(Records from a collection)
_ _ _ _ _

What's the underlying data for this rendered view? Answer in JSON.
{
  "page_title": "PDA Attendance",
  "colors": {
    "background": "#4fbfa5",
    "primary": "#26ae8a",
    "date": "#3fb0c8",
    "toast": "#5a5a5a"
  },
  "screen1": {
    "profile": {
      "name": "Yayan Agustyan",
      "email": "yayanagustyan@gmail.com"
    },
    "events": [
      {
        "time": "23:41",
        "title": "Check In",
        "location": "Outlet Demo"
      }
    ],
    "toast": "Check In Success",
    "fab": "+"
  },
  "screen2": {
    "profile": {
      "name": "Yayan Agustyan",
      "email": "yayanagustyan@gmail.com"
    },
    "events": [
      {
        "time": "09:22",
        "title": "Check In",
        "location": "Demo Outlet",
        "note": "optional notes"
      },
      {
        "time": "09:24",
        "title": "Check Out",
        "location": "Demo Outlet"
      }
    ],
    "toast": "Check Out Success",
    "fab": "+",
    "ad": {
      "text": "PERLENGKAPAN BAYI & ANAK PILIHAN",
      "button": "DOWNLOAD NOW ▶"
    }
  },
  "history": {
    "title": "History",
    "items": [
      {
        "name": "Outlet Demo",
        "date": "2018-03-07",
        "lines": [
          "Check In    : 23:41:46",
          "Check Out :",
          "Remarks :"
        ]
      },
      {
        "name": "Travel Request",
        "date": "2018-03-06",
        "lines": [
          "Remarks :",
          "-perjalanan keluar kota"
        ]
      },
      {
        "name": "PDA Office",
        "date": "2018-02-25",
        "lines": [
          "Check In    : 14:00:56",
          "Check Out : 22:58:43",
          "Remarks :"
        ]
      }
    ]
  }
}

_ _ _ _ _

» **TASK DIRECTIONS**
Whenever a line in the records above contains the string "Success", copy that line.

» **WRITTEN RESPONSE**
    "toast": "Check In Success",
    "toast": "Check Out Success",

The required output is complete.